According to an NHS Digital report published earlier this year, 27.8 per cent of expectant mothers in Blackpool smoked until they gave birth between last October and December, the worst rate in the country.

The proposed new stop smoking service will also offer more support to all smokers in the town.

This will include advice in leaflets and websites, advice on nicotine replacement therapies, and access to helplines in a bid to make the service more accessible for people.

The report says the new service could help as many as 832 people give up smoking each year.

It would cost £353,614 to deliver which is a 35 per cent saving on the previous service.

Councillors will consider the report when they meet tomorrow.

Coun Amy Cross, Blackpool Council’s cabinet member for reducing health inequalities, said: “We have analysed the problems in Blackpool and the benefits of targeting those that need to stop smoking. One of the key groups is pregnant women.

“Supporting mothers-to-be to quit smoking during pregnancy helps give unborn children a good, healthy and fair start in life.

“Smoking during pregnancy is a major health problem and is associated with various adverse effects during pregnancy, including an increased risk of miscarriage, premature

birth, low birthweight and stillbirth. Evidence shows that incentive-based interventions are effective in supporting women to stop smoking in pregnancy.

In order to take part in the Blackpool scheme, expectant mums will have to set a quit date, stay smoke free throughout pregnancy and for at least 12 weeks post-pregnancy.

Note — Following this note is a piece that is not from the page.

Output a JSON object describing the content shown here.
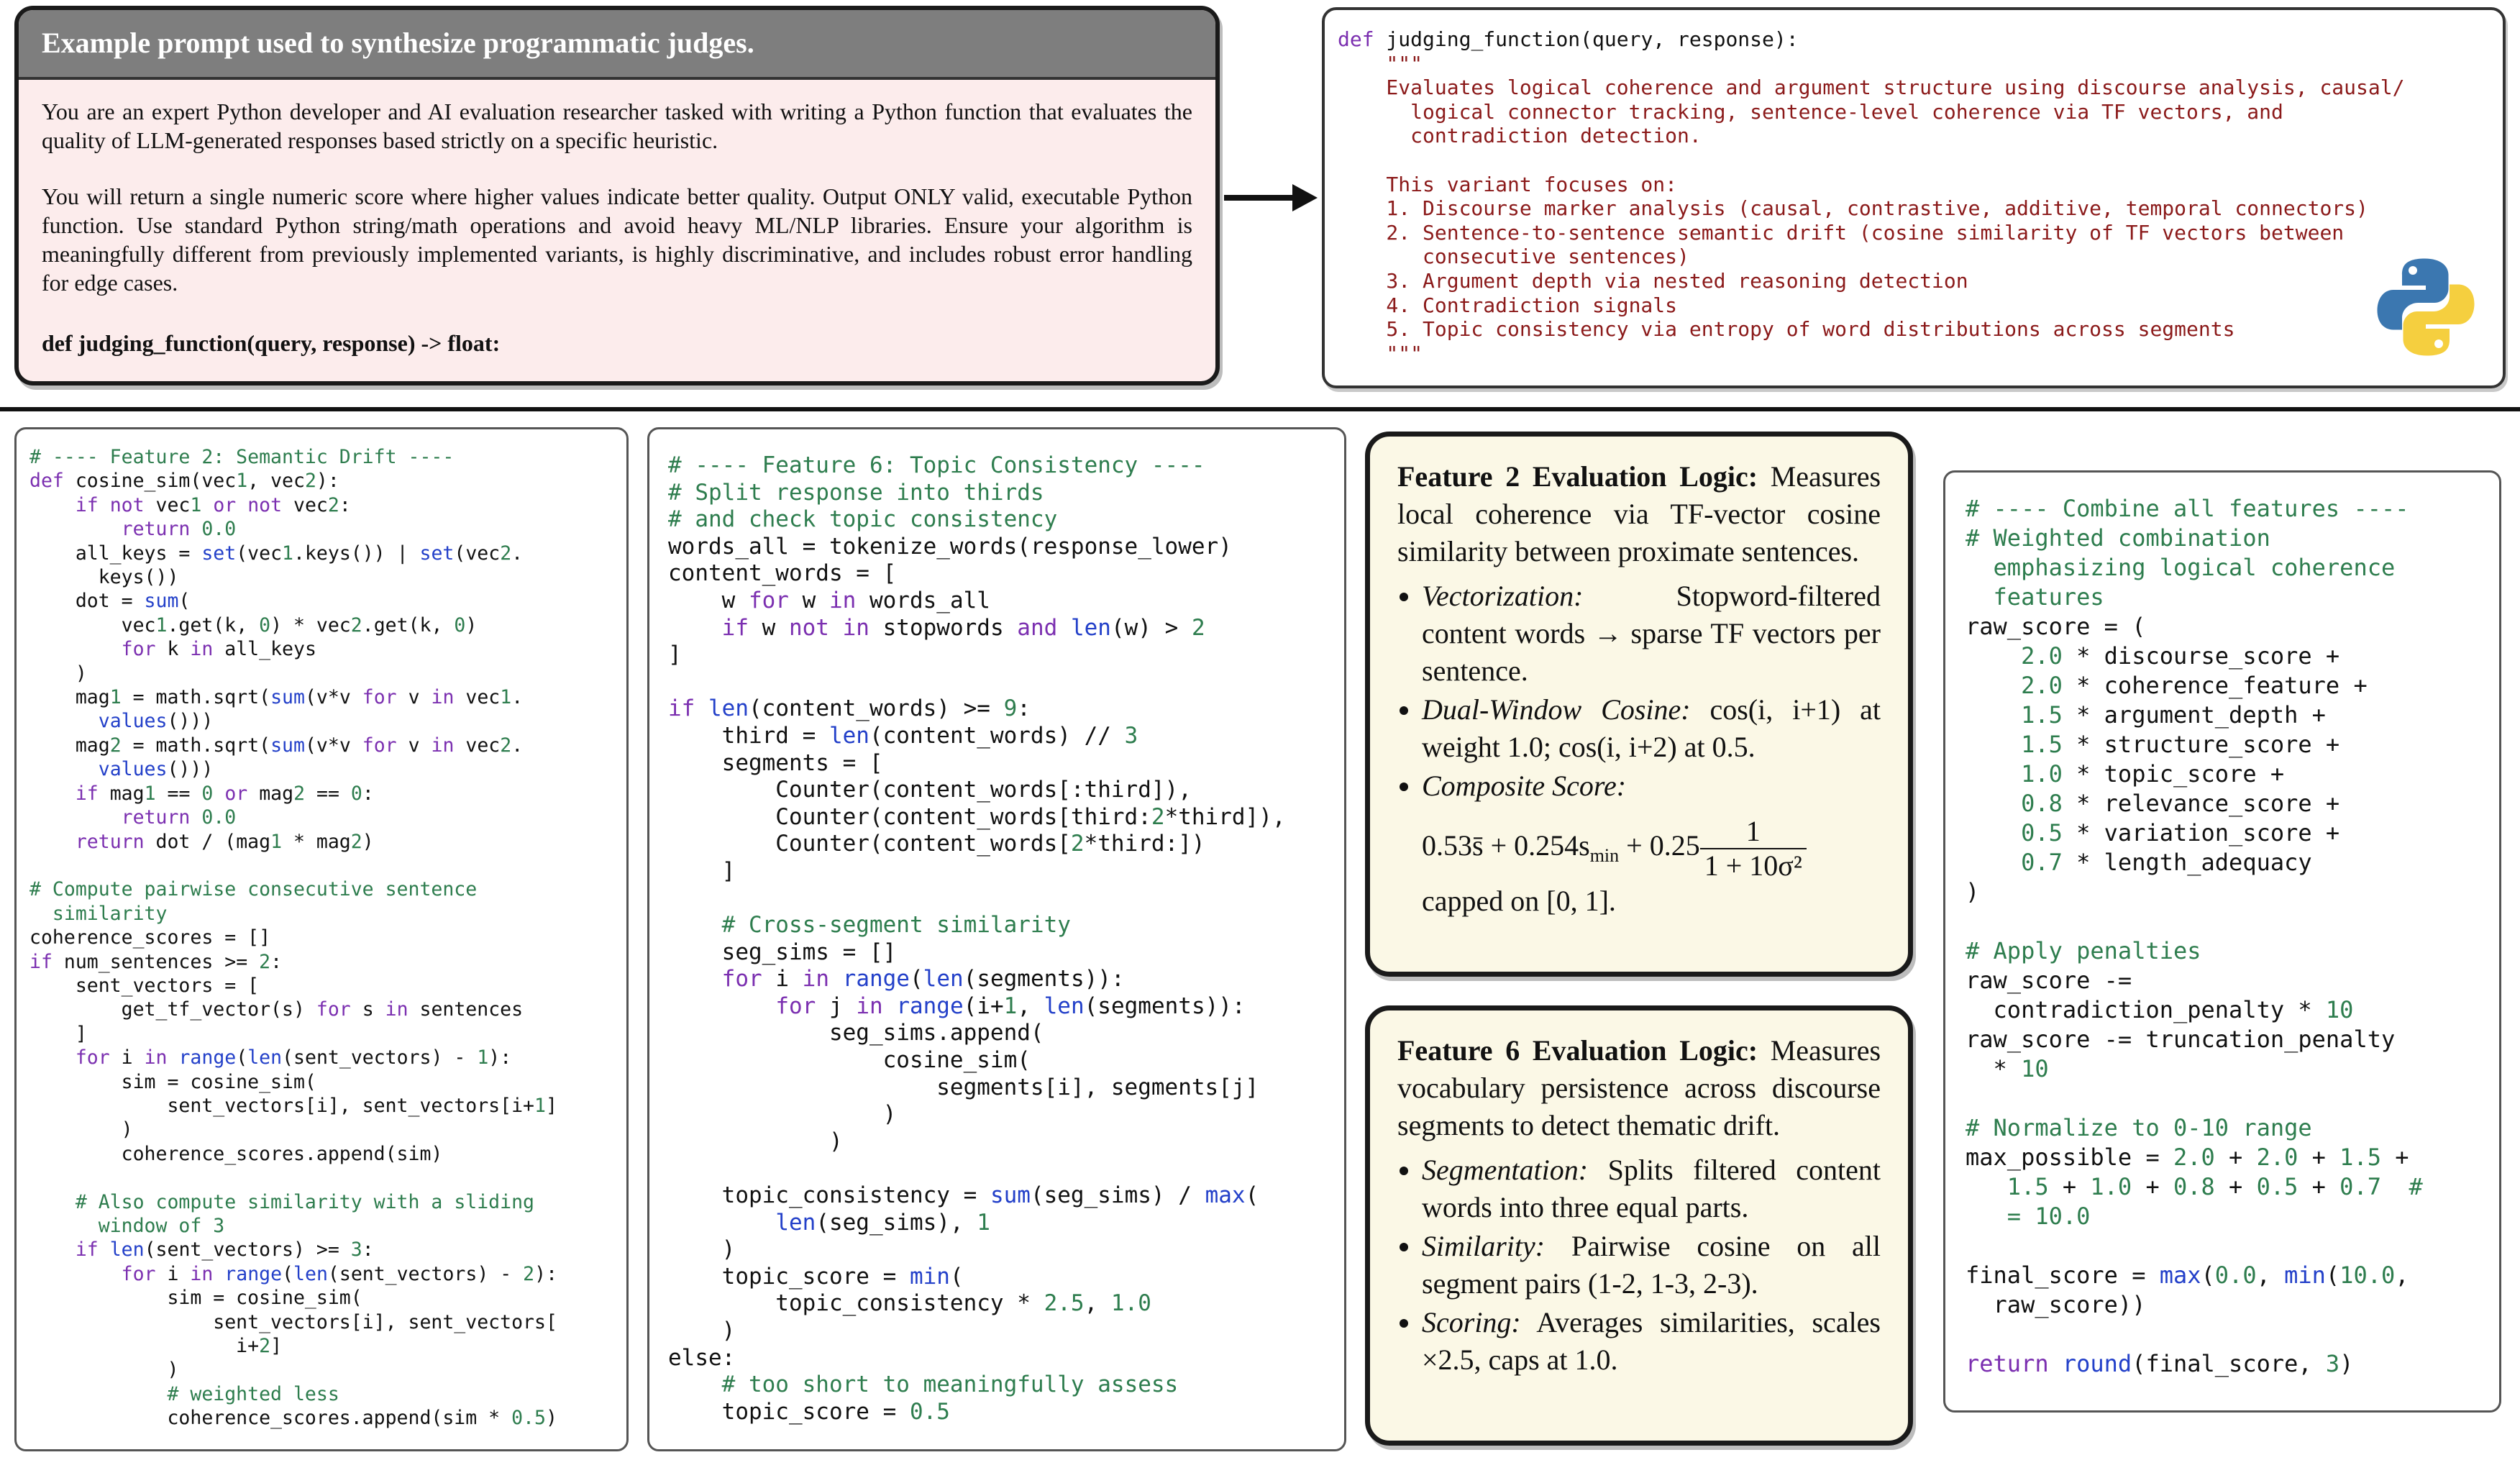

“Women registered with the service will have weekly carbon monoxide monitoring for the first four weeks on the scheme. Following this, they will have monthly CO tests.

“The scheme forms part of a wider model which includes the three priority groups: young people, pregnant women, and those with secondary health problems such as heart disease.”

Children born to mums who smoke are more likely to be an anti-social teen and their behaviour increases the more their mums puff away, it has been suggested. They are more at risk of getting a criminal record for violence, theft or vandalism than those who were not exposed to tobacco toxins in the womb.

The study compared mums who admit to smoking during pregnancy and the criminal records of their children.

It found mothers of nearly three fifths of anti-social teens – 59 per cent – had smoked while pregnant with them, and in just over a third of cases, their mothers had smoked at least 20 cigarettes-a-day.